‘Islamic Banking’ is a banking system that is based on the principles of Islamic law (also known Shariah) and guided by Islamic economics. Two basic principles behind Islamic banking are the sharing of profit and loss and, significantly, the prohibition of the collection and payment of interest. Collecting interest is not permitted under Islamic law.
Islamic Banks in the 20th Century:
In 1963, in MitGhamr, in Egypt, the first Islamic interest-free bank came into being. Mit Ghamr was a rural area and the people were religious. They did not place their savings in any bank, knowing that interest was forbidden in Islam. In these circumstances, the task was not only to respect Islamic values concerning interest, but also to educate the people about the use of banking.
The following types of accounts were accepted:
- Savings accounts
- Investment accounts
- Zakat accounts
No interest was paid on savings accounts, but withdrawals could be made on demand.

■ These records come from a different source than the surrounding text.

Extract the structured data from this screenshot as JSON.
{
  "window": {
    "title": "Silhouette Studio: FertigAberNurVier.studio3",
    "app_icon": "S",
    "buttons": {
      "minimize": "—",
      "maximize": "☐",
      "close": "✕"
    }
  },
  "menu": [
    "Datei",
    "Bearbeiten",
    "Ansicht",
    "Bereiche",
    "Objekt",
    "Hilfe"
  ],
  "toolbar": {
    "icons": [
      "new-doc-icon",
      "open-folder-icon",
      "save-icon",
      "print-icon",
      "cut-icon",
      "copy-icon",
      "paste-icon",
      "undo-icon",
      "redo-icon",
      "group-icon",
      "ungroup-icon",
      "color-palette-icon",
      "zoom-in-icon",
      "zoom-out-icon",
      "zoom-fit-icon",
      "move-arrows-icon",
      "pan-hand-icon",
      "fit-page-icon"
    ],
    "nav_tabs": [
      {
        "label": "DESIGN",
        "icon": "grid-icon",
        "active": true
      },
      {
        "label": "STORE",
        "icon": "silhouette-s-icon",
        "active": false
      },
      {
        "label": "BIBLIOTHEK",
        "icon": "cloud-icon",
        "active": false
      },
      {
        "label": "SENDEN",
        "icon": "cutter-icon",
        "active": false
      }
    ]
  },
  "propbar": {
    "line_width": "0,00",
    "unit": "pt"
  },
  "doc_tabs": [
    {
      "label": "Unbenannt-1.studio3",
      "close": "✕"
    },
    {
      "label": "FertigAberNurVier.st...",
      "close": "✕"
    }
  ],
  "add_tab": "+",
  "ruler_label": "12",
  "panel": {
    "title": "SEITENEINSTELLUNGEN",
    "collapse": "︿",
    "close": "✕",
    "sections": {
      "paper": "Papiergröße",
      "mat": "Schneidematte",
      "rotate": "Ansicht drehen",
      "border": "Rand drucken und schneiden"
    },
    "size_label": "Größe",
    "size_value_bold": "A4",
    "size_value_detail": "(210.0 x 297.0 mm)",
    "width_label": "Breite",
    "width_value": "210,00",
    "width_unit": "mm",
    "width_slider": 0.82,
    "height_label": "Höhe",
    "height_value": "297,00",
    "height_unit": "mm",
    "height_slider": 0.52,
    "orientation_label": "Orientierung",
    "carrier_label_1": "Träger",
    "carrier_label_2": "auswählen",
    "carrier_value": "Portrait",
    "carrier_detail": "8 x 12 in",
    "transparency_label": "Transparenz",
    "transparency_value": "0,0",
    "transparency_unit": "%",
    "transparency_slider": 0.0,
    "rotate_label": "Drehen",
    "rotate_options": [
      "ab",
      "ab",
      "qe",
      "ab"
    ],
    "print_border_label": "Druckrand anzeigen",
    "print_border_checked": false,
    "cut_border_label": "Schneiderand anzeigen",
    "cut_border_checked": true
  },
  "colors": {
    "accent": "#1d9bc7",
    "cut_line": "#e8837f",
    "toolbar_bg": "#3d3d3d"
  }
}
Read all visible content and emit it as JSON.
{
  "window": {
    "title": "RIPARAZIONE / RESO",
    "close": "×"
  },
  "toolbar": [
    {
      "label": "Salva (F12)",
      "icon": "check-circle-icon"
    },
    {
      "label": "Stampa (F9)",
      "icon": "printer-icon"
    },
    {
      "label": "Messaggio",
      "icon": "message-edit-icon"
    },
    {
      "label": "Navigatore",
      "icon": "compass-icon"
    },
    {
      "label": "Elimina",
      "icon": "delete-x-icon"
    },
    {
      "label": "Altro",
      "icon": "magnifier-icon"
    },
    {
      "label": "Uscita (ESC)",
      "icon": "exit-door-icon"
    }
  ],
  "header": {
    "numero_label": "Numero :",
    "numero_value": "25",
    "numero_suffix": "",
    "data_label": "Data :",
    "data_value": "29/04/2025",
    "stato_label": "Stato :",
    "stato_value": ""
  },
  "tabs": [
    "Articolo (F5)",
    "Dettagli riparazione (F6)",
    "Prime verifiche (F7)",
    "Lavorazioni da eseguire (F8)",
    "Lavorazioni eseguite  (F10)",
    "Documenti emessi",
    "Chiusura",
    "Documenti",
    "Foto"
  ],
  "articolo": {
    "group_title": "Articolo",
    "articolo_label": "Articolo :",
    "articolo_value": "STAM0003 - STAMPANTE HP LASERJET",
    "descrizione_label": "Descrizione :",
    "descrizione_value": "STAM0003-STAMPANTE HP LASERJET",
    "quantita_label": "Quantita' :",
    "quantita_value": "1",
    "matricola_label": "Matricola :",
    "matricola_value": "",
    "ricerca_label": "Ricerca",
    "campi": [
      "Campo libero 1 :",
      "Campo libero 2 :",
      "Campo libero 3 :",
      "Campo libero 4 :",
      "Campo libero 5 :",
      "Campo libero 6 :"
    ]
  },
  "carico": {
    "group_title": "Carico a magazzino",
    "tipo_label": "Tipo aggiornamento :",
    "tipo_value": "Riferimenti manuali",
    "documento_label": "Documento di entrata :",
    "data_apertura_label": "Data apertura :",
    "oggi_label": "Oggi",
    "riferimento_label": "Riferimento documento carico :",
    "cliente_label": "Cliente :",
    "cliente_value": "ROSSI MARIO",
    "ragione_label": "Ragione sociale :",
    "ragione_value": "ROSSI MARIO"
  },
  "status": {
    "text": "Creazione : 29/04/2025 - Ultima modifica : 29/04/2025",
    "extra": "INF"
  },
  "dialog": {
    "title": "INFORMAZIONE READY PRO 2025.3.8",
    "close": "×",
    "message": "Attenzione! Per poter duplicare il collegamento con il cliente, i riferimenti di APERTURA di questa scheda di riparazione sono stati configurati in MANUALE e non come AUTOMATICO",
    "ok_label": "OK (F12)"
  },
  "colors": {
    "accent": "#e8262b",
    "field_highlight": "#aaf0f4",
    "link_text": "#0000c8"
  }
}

Small, short-term, interest-free loans for productive purposes could be made. Funds in investment accounts were subject to restricted withdrawals and invested on the basis of profit- sharing. The zakat account attracted the official amount of zakat.